As the population continues to age, brands may find that their average product user tends to skew older. This target audience may have a difficult time pressing a zipper closed or gripping a small slider. Because of the unique consumer requirements, an ergonomic slider that is easy to grasp would be the ideal match.
For young children, child resistance may be a packaging necessity. As products that were once in child-resistant rigid packaging move into flexible types, brands can benefit from new and safe packaging options. Interest continues to grow for reclosable pouches with child-resistant sliders in markets for products such as pool chemical, lawn and garden care, and even cannabis.
Budget- or food waste-conscious shoppers trying to keep their food fresher longer while minimizing their waste output are also looking for solutions. By some estimates, as much as 40 percent of food produced is never eaten. Closures provide product containment and slow the degradation process. This results in better overall package performance, longer shelf life, and a consequential reduction in waste.
As brands, it’s not only important to think of the consumer, but to think bigger picture as well. When food is thrown out, it’s not just that product that’s wasted—it’s also the energy that went into producing the product, from growing it to packaging and transport. Providing responsible solutions that keep food fresher for a longer period can support consumers and the environment.
Selecting a Closure Based on Product Type
When a consumer purchases a product, they expect the package to perform and function the way it’s intended. This includes packaging that tears properly, closures open and close smoothly, and products that last for as long as projected.
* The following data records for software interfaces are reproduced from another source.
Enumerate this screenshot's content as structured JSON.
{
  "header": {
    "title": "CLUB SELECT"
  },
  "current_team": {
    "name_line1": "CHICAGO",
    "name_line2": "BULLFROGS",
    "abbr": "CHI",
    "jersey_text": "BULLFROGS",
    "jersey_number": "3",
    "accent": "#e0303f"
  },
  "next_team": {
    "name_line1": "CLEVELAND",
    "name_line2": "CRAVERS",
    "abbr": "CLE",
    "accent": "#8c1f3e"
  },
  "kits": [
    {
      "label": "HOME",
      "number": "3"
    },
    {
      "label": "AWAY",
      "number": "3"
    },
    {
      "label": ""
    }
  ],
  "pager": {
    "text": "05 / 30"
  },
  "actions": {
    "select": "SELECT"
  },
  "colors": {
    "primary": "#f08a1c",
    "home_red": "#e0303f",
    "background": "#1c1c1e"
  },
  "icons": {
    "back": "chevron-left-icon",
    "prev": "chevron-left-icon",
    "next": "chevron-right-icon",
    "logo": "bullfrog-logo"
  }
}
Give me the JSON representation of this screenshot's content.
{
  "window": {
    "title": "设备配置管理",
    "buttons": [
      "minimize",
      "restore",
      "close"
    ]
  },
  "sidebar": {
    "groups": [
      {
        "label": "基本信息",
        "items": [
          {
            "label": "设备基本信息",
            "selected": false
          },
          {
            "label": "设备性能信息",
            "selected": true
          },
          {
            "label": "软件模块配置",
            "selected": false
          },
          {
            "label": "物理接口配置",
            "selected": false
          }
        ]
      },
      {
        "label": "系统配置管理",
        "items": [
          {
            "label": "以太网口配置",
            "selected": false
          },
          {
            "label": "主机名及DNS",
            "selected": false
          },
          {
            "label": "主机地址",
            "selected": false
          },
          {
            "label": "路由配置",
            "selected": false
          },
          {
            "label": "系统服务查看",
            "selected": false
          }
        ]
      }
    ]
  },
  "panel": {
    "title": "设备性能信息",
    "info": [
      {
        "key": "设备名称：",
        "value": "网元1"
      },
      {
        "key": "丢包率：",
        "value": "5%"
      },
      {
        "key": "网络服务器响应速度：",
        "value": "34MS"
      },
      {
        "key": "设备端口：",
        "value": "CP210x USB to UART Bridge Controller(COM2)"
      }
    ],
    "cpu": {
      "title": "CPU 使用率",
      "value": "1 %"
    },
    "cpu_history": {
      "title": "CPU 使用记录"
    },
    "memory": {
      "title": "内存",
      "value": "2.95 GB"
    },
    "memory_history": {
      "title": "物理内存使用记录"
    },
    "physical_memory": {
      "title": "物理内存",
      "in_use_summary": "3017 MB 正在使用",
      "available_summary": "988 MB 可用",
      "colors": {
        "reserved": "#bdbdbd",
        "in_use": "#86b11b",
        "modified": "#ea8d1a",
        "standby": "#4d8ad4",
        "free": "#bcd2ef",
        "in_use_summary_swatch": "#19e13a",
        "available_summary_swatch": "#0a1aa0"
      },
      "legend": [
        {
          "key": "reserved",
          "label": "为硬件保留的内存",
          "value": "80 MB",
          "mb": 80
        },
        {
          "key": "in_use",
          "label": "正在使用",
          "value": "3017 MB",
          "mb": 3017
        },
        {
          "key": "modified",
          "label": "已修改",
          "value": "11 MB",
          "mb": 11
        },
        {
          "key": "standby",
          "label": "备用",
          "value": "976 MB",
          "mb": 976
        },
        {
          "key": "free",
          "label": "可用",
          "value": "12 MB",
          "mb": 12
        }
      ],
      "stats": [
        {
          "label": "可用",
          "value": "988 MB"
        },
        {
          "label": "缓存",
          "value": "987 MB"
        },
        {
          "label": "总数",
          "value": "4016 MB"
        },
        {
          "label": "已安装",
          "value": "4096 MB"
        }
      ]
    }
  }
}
Different types of ingredients and products can affect the way a package closure performs.
Granular products, frozen applications, and viscous or oily ingredients are all examples of products that require specific solutions to meet a closure’s performance and consumer expectations.
More recently, flexible packaging has taken off in the baking aisle. Because these types of products are typically granular, specific sliders have been developed to plow through the particles and clear the track, ensuring the package is sealed reliably to prevent spillage.
Another example of product-specific closure solutions can be found in the frozen aisle. Often, consumers express frustrations of packages popping open while in the freezer. This happens specifically with closures that aren’t designed to handle extreme temperatures. Zippers with double locks hold up better to freezing temperatures and offer twice the protection. This provides assurance that the seal is secure, keeping consumers satisfied and happy.
Plowing sliders remove fine particles, providing a reliable closing.
Selecting a Closure with Price Point in Mind
Consumers now expect reclosable technology that adds convenience and promotes product freshness. Both press-to-close zippers and slider zippers provide resealable options that create value-added packaging.
Brands that don’t require the differentiation factors that sliders offer often they utilize press-to-close zipper options. They offer a balance of features and cost, while still offering extended freshness and convenience.
CPGs that want to provide consumers with a premium package and user experience should consider slider zippers. Studies have found that consumers are willing to pay more for the added benefits of this closure option.
Just as brands carefully select package graphics, formats and materials to properly reflect and protect their products, closures require the same attention to offer a positive consumer experience.
Selecting the proper closure doesn’t need to be difficult. The right partner helps you choose a closure that represents your brand and product. They will also be there as support from concept all the way to commercialization.